A TLS certificate is a file that contains important information to verify the identity of a server or device, including the public key, a statement of who issued the certificate (certificate authority), and the expiration date of the certificate.
The typical TLS process works like this:
- The client connects to the server
- The server presents its TLS certificate
- The client verifies the server's certificate
- The client and server exchange information through an encrypted TLS connection.
Importance of mTLS
Although TLS is an effective security measure, in some applications it is necessary to ensure authentication of both parties involved in the communication and protect against attacks such as traffic analysis. In this way, communication only occurs when the certificates are verified.
This is where mTLS (Mutual TLS) comes in, adding an additional layer of authentication by requiring both sides to have certificates and verify each other's identity before establishing the encrypted connection.
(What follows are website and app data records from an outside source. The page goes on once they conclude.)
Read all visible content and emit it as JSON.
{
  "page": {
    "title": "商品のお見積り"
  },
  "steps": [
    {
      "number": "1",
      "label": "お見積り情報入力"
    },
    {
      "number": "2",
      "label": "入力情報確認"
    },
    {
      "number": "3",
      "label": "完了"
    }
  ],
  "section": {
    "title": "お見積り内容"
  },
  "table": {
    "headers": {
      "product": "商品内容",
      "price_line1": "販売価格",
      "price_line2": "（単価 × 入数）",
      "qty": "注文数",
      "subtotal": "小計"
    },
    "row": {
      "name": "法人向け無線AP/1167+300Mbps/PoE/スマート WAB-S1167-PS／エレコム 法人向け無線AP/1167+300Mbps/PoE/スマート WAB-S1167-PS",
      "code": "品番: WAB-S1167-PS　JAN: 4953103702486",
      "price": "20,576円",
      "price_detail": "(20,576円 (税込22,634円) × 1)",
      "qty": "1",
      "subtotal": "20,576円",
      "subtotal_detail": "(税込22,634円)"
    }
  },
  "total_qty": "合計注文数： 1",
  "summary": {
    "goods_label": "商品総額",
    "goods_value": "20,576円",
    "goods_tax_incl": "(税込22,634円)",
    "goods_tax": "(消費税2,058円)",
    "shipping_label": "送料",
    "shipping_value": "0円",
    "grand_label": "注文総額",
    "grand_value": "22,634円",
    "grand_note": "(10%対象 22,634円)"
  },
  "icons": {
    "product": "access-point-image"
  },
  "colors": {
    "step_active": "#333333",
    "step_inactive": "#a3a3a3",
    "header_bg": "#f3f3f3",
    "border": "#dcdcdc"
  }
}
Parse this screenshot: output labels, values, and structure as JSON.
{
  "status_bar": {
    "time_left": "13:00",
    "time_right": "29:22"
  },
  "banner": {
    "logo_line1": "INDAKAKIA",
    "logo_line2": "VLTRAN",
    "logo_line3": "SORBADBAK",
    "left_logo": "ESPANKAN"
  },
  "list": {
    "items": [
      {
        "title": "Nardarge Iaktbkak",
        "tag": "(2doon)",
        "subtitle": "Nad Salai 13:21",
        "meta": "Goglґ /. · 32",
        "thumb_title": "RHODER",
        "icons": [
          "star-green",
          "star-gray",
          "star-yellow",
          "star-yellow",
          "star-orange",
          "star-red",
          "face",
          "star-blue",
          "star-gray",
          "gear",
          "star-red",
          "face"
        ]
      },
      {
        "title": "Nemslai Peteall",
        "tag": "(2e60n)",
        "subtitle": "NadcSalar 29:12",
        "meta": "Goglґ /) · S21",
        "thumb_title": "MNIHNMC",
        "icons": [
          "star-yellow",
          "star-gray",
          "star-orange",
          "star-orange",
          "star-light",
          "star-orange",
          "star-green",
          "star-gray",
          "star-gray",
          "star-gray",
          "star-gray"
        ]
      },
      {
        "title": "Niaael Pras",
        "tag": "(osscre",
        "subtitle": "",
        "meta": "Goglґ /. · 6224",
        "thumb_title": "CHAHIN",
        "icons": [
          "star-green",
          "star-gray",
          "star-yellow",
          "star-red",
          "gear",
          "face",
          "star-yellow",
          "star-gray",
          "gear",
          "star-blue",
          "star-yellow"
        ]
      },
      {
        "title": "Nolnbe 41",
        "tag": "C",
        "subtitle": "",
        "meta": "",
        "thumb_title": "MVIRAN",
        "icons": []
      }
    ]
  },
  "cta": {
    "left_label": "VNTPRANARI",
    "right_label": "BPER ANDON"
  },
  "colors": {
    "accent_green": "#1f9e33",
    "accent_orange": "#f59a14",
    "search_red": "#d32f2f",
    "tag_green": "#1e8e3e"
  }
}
The use of mTLS is highly recommended in applications that traffic sensitive data or in critical systems.
This bilateral authentication is particularly useful in situations where the authenticity of both parties is critical to security, such as communications between different applications in a cloud environment. mTLS offers a high degree of security, but can also have vulnerabilities if digital certificates are compromised or if security policies are not properly implemented and monitored.
Compared to normal TLS, there are additional steps in mTLS to verify both parties (additional steps in bold):
- The client connects to the server.
- The server presents its TLS certificate.
- The client verifies the server's certificate.
- The client presents its TLS certificate.
- The server verifies the client's certificate.
- The server grants access.
- The client and the server exchange information through an encrypted TLS connection.
Vulnerabilities of mTLS
One common vulnerability in mTLS is the exposure of private keys: if a private key used for mTLS authentication is exposed, an attacker can use it to forge the identity of the server.
A second common vulnerability is a failure in certificate validation: if a client fails to verify whether the certificate presented by the server is valid, it may end up establishing an insecure connection.
For didactic purposes, let's consider the first case:
Let's imagine a hypothetical banking application that uses mTLS. It may store or receive the mTLS certificate and key insecurely.
Once an attacker has obtained a certificate and a key, they can bypass this authentication and access all traffic. For example, they can save this certificate to a .pem file and the key to a .key file.
Thus, they can generate a PKCS#12 file (.pfx). This file can be used by a proxy, such as Burp Suite, to establish this communication.
Creating a PKCS#12 file
How to generate a PKCS#12 file (.pfx extension) embedding the entire certificate chain.
To generate the .pfx file, it is essential to have all the required X.509 certificates (.cer) for the communication.
As there is only one certificate in this specific case, the command would be as follows:
Then, just choose a password for the final certificate.
Finally, once you have the certificate.pfx file, you can add it to Burp Suite as follows:
Mitigation of these vulnerabilities.
To mitigate the first vulnerability, it is necessary for the client to add the mTLS certificate to the client's trust store. This can be done through the command line or the certificate manager of the operating system.
Regarding the second vulnerability, it is necessary to configure the client application to use the mTLS certificate during authentication. The way this is done depends on the specific application, but it usually involves configuring a configuration file or a configuration object in the programming language used by the application.